“We’re seeing some really exciting new response models in states that really recognize what the president said in his State of the Union address last week, that we expect the police to be mental health professionals, social workers and medical professionals,” Badu – Nimako said . “And we’re seeing these new models of alternative response that are really designed to reduce fatal police encounters and to limit the scope of what police are supposed to do in our society.”
At the federal level, President Joe Biden’s police executive order issued last summer still had parts that needed to be implemented, Badu-Nimako said. But nothing can replace comprehensive federal police reform, she said.
Austin-Hillery advocated greater community involvement in determining policing.
“We want communities that are safe but that also respect us and that also give us a voice and put us first, not as politicians, not as policy makers, but that put what the people in those communities want and feel they need ,” said Austin-Hillery said, “We have to make sure that we’re bringing community voices into these policy discussions. That’s where it has to start. Because then, that’s when you build camaraderie, inclusion, and make sure that these principles that we’re talking about are not these erudite stuff, but it’s stuff that people really say they work with in their communities and need to feel safe and make sure they have the right relationships with the police and the policy makers who are making the decisions that they impact their lives on a daily basis.”
In terms of public health, Gilbert said life expectancy has decreased, especially during the COVID-19 pandemic. He suggested that more resources should be devoted to community strategies and that different stakeholders not normally associated with playing a role in health, such as businesses, should also be involved.

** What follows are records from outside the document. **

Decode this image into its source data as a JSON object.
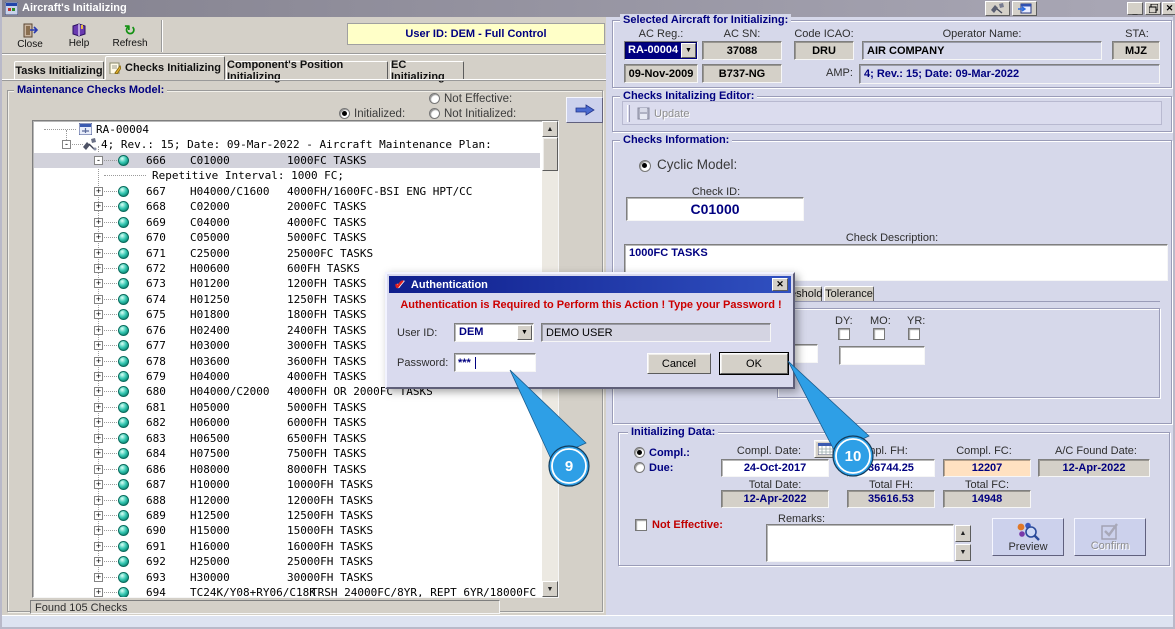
{
  "titlebar": {
    "title": "Aircraft's Initializing"
  },
  "toolbar": {
    "close": "Close",
    "help": "Help",
    "refresh": "Refresh",
    "banner": "User ID: DEM - Full Control"
  },
  "tabs": {
    "tasks": "Tasks Initializing",
    "checks": "Checks Initializing",
    "components": "Component's Position Initializing",
    "ec": "EC Initializing"
  },
  "maintenance": {
    "title": "Maintenance Checks Model:",
    "radio_not_effective": "Not Effective:",
    "radio_initialized": "Initialized:",
    "radio_not_initialized": "Not Initialized:",
    "status": "Found 105 Checks",
    "tree_root": "RA-00004",
    "tree_plan": "4; Rev.: 15; Date: 09-Mar-2022 - Aircraft Maintenance Plan:",
    "rows": [
      {
        "num": "666",
        "id": "C01000",
        "desc": "1000FC TASKS",
        "selected": true
      },
      {
        "interval": "Repetitive Interval:  1000 FC;"
      },
      {
        "num": "667",
        "id": "H04000/C1600",
        "desc": "4000FH/1600FC-BSI ENG HPT/CC"
      },
      {
        "num": "668",
        "id": "C02000",
        "desc": "2000FC TASKS"
      },
      {
        "num": "669",
        "id": "C04000",
        "desc": "4000FC TASKS"
      },
      {
        "num": "670",
        "id": "C05000",
        "desc": "5000FC TASKS"
      },
      {
        "num": "671",
        "id": "C25000",
        "desc": "25000FC TASKS"
      },
      {
        "num": "672",
        "id": "H00600",
        "desc": "600FH TASKS"
      },
      {
        "num": "673",
        "id": "H01200",
        "desc": "1200FH TASKS"
      },
      {
        "num": "674",
        "id": "H01250",
        "desc": "1250FH TASKS"
      },
      {
        "num": "675",
        "id": "H01800",
        "desc": "1800FH TASKS"
      },
      {
        "num": "676",
        "id": "H02400",
        "desc": "2400FH TASKS"
      },
      {
        "num": "677",
        "id": "H03000",
        "desc": "3000FH TASKS"
      },
      {
        "num": "678",
        "id": "H03600",
        "desc": "3600FH TASKS"
      },
      {
        "num": "679",
        "id": "H04000",
        "desc": "4000FH TASKS"
      },
      {
        "num": "680",
        "id": "H04000/C2000",
        "desc": "4000FH OR 2000FC TASKS"
      },
      {
        "num": "681",
        "id": "H05000",
        "desc": "5000FH TASKS"
      },
      {
        "num": "682",
        "id": "H06000",
        "desc": "6000FH TASKS"
      },
      {
        "num": "683",
        "id": "H06500",
        "desc": "6500FH TASKS"
      },
      {
        "num": "684",
        "id": "H07500",
        "desc": "7500FH TASKS"
      },
      {
        "num": "686",
        "id": "H08000",
        "desc": "8000FH TASKS"
      },
      {
        "num": "687",
        "id": "H10000",
        "desc": "10000FH TASKS"
      },
      {
        "num": "688",
        "id": "H12000",
        "desc": "12000FH TASKS"
      },
      {
        "num": "689",
        "id": "H12500",
        "desc": "12500FH TASKS"
      },
      {
        "num": "690",
        "id": "H15000",
        "desc": "15000FH TASKS"
      },
      {
        "num": "691",
        "id": "H16000",
        "desc": "16000FH TASKS"
      },
      {
        "num": "692",
        "id": "H25000",
        "desc": "25000FH TASKS"
      },
      {
        "num": "693",
        "id": "H30000",
        "desc": "30000FH TASKS"
      },
      {
        "num": "694",
        "id": "TC24K/Y08+RY06/C18K",
        "desc": "TRSH 24000FC/8YR, REPT 6YR/18000FC"
      }
    ]
  },
  "aircraft": {
    "title": "Selected Aircraft for Initializing:",
    "ac_reg_label": "AC Reg.:",
    "ac_reg": "RA-00004",
    "ac_sn_label": "AC SN:",
    "ac_sn": "37088",
    "icao_label": "Code ICAO:",
    "icao": "DRU",
    "operator_label": "Operator Name:",
    "operator": "AIR COMPANY",
    "sta_label": "STA:",
    "sta": "MJZ",
    "date": "09-Nov-2009",
    "type": "B737-NG",
    "amp_label": "AMP:",
    "amp": "4; Rev.: 15; Date: 09-Mar-2022"
  },
  "editor": {
    "title": "Checks Initalizing Editor:",
    "update": "Update"
  },
  "checks_info": {
    "title": "Checks Information:",
    "cyclic": "Cyclic Model:",
    "check_id_label": "Check ID:",
    "check_id": "C01000",
    "desc_label": "Check Description:",
    "desc": "1000FC TASKS",
    "tab_threshold": "Threshold",
    "tab_tolerance": "Tolerance",
    "dy": "DY:",
    "mo": "MO:",
    "yr": "YR:"
  },
  "initializing": {
    "title": "Initializing Data:",
    "compl": "Compl.:",
    "due": "Due:",
    "compl_date_label": "Compl. Date:",
    "compl_date": "24-Oct-2017",
    "compl_fh_label": "Compl. FH:",
    "compl_fh": "36744.25",
    "compl_fc_label": "Compl. FC:",
    "compl_fc": "12207",
    "found_date_label": "A/C Found Date:",
    "found_date": "12-Apr-2022",
    "total_date_label": "Total Date:",
    "total_date": "12-Apr-2022",
    "total_fh_label": "Total FH:",
    "total_fh": "35616.53",
    "total_fc_label": "Total FC:",
    "total_fc": "14948",
    "not_effective": "Not Effective:",
    "remarks_label": "Remarks:",
    "preview": "Preview",
    "confirm": "Confirm"
  },
  "dialog": {
    "title": "Authentication",
    "message": "Authentication is Required to Perform this Action ! Type your Password !",
    "user_id_label": "User ID:",
    "user_id": "DEM",
    "user_name": "DEMO USER",
    "password_label": "Password:",
    "password_mask": "***",
    "cancel": "Cancel",
    "ok": "OK"
  },
  "callouts": {
    "nine": "9",
    "ten": "10"
  },
  "icons": {
    "close": "exit-door",
    "help": "book",
    "refresh": "circular-arrow",
    "update": "floppy-disk",
    "calendar": "calendar-grid",
    "preview": "magnifier-molecules",
    "confirm": "checkmark",
    "dialog_title": "red-checkmark"
  },
  "colors": {
    "accent_blue": "#2e9fe6",
    "navy": "#000080",
    "alert_red": "#c00000",
    "panel_lavender": "#d6d8ea",
    "chrome_gray": "#d4d0c8",
    "highlight_orange": "#ffe1c1",
    "banner_yellow": "#ffffc8"
  }
}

“Many communities are realizing that they play a very important role in addressing their health. And I think it’s important for us to provide the resources,” Gilbert said. “I think the Biden administration has some specific strategies or tools that can help with that in terms of making sure we reach out to communities — whether it’s churches, barbershops, local community centers, other community organizations. Even neighborhood associations are also very aware of what their specific role can be in promoting health.”
In the digital realm, black Americans continue to lag behind, and this digital divide affects people in very real ways, from education to health care, Turner Lee said.

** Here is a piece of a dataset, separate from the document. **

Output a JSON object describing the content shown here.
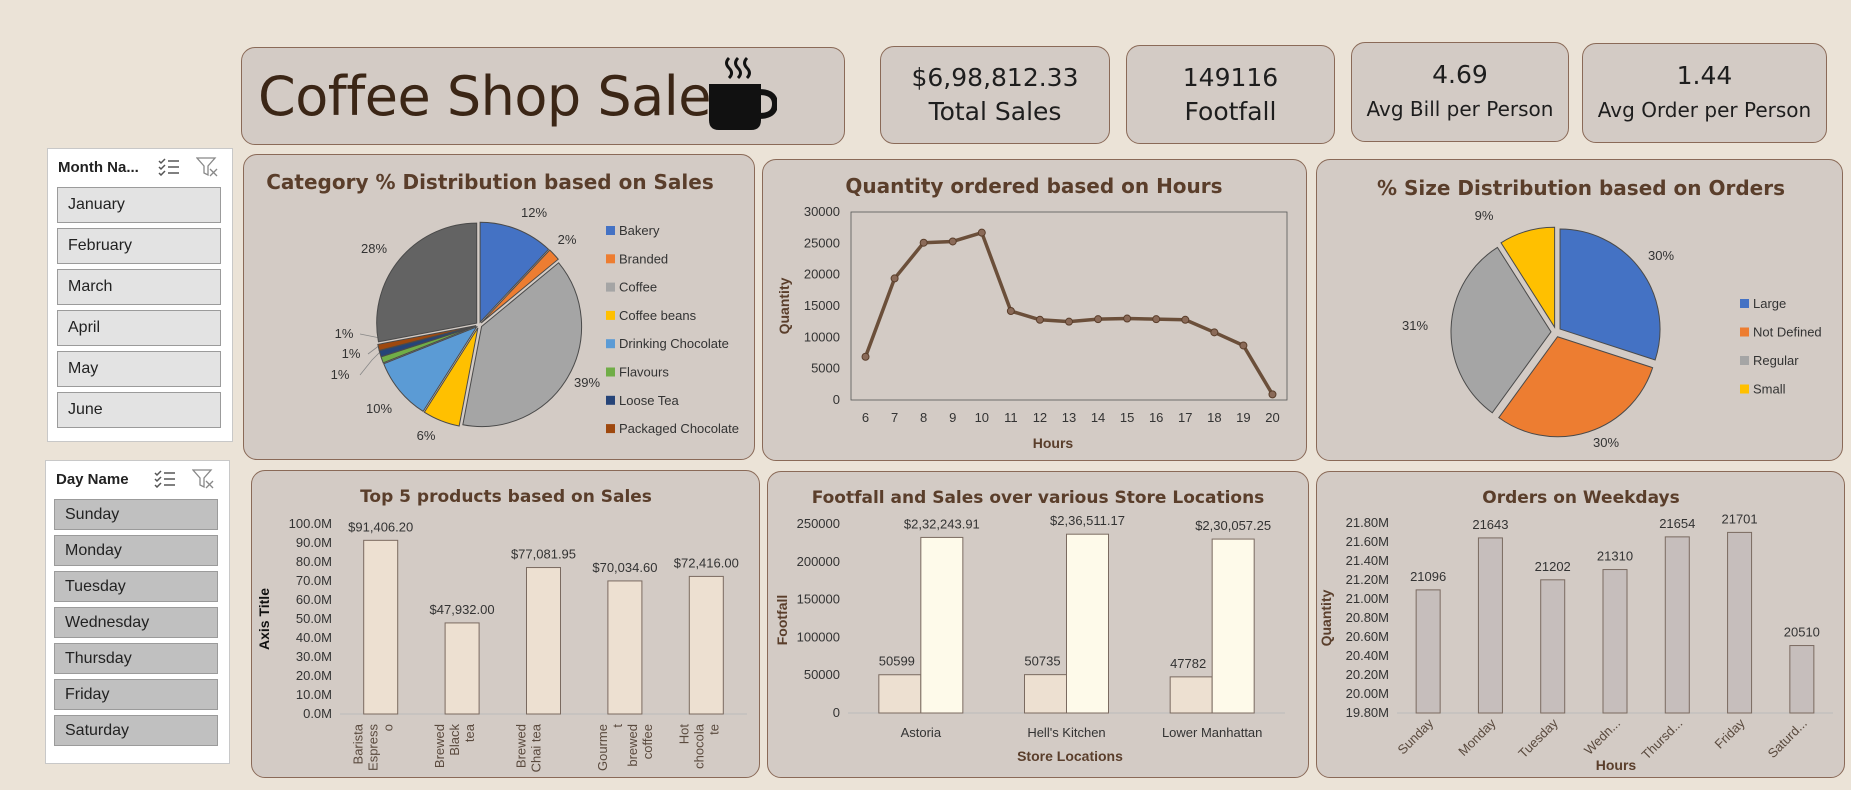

“We’re in a communications ecosystem today that suffers from only a digital divide, but lacks depth in terms of media ownership by black Americans in this country,” Turner Lee said. Less than 3% of African-Americans in this country hold major roles in tech companies, which continue to define and redefine and misinform many of these messages.
“We have a gap in our communication ecosystem that allows this messaging, this new contemporary assault on our narrative to really happen, which I think is worth talking about when you start looking at the digital divide. … We also prevented black people from being able to get online and do the things that ordinary Americans do.”
And the digital divide can also affect how people can engage in their democracy, Turner Lee said.
“This is the divide that really defines a first-class stay in a digital democracy,” said Turner Lee, “the ability to know where your polling place is, the ability to know more about the candidates…, the ability to pick up your phone and record rogue cops and post them , so people can actually see you, and the ability to share messages that validate full experiences.”
It’s important to keep in mind the interconnectedness of all these issues, Austin-Hillery said, urging people to focus on the bigger picture.
“These issues are not silenced issues,” Austin-Hillery said. “When you’re talking about civil and human rights and racial justice, you have to understand that all of these issues are interconnected. . . . We can’t afford to say we specialize.” in one racial injustice over another. We have to understand that there are a number of problems and all the dots are connected… We don’t have time to work on one problem at a time. I know it’s work, but we have to pay attention to the full price.”